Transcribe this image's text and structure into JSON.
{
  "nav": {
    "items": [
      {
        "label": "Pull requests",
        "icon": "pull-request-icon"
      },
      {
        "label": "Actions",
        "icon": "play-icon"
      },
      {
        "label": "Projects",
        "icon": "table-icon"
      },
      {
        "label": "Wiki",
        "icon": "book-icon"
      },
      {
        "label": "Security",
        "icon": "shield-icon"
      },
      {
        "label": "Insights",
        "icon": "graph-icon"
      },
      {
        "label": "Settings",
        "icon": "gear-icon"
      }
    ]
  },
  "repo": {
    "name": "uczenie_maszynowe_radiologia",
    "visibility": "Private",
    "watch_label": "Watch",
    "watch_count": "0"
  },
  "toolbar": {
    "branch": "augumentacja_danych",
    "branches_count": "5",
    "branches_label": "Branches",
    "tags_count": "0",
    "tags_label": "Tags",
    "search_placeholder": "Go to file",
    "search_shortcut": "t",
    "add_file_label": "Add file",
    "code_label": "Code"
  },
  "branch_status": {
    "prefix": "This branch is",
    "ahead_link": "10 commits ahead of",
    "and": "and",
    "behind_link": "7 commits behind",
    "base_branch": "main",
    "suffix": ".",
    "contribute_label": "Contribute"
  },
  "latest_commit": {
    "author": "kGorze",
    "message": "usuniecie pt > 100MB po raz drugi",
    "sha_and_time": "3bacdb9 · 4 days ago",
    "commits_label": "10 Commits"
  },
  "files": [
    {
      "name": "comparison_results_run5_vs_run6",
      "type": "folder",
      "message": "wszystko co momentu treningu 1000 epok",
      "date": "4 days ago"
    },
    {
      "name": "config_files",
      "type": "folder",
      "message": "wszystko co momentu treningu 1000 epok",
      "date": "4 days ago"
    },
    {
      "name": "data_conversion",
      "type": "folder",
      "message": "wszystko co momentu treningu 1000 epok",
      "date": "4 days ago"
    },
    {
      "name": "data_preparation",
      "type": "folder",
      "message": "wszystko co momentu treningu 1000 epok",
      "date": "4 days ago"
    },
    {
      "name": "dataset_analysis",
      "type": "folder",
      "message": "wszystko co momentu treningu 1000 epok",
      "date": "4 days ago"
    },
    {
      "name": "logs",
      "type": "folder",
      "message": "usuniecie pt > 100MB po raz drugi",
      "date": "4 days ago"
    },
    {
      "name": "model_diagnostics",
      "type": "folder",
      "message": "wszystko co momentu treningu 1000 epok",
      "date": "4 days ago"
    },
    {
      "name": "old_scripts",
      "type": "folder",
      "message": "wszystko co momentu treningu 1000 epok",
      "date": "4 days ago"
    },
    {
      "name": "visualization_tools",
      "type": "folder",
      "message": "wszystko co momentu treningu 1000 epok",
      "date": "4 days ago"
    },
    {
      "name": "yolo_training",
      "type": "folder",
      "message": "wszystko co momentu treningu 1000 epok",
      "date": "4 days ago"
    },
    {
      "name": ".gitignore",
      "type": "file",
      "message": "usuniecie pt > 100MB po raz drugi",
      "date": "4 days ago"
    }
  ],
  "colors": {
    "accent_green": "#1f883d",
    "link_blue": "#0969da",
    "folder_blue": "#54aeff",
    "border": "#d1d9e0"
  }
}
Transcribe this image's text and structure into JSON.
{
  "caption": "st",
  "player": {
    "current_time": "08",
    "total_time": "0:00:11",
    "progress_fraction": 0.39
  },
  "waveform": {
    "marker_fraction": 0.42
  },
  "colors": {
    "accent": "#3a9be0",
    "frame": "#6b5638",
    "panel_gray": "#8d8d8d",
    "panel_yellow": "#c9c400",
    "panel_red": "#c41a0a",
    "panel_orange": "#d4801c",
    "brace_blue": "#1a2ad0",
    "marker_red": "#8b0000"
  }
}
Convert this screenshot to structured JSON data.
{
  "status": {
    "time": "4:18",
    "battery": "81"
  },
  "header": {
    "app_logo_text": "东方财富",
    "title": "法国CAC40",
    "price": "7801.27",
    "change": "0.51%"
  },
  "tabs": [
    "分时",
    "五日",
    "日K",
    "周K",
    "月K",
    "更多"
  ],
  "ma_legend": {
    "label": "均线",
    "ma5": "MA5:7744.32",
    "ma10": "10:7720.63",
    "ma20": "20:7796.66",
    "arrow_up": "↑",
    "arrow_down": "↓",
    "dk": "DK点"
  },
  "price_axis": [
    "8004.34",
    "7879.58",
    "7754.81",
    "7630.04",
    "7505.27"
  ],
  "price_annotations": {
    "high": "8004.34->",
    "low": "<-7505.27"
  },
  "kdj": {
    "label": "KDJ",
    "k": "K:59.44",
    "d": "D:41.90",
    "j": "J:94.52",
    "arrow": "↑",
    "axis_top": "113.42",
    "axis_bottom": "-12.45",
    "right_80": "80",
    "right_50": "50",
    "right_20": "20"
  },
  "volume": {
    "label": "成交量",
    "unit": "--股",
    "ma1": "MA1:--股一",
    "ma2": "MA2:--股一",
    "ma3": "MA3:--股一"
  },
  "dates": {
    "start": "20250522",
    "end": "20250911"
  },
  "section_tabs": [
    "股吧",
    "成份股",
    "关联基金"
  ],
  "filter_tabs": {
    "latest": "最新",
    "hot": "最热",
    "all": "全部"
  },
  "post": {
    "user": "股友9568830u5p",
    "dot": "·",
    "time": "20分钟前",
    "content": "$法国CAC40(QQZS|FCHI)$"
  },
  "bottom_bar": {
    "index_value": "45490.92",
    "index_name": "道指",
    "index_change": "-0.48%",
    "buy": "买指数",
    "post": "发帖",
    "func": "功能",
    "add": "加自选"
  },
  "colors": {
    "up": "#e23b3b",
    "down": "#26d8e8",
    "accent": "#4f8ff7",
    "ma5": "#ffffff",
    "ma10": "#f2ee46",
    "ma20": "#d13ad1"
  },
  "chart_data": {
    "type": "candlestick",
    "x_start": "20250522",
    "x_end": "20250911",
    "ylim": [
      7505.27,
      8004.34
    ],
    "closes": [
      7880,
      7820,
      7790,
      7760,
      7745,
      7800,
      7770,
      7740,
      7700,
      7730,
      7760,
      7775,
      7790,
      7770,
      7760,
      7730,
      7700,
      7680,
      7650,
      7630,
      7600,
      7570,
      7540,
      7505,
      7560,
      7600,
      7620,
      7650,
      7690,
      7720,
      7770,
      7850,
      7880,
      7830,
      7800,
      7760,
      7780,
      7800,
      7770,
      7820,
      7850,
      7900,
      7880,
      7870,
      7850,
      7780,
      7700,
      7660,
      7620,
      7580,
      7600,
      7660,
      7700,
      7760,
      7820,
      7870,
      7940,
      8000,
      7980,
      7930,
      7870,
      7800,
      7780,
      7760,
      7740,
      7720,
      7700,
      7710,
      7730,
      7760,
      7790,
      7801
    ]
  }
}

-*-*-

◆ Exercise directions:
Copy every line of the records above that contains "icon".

◆ The completed task:
        "icon": "pull-request-icon"
        "icon": "play-icon"
        "icon": "table-icon"
        "icon": "book-icon"
        "icon": "shield-icon"
        "icon": "graph-icon"
        "icon": "gear-icon"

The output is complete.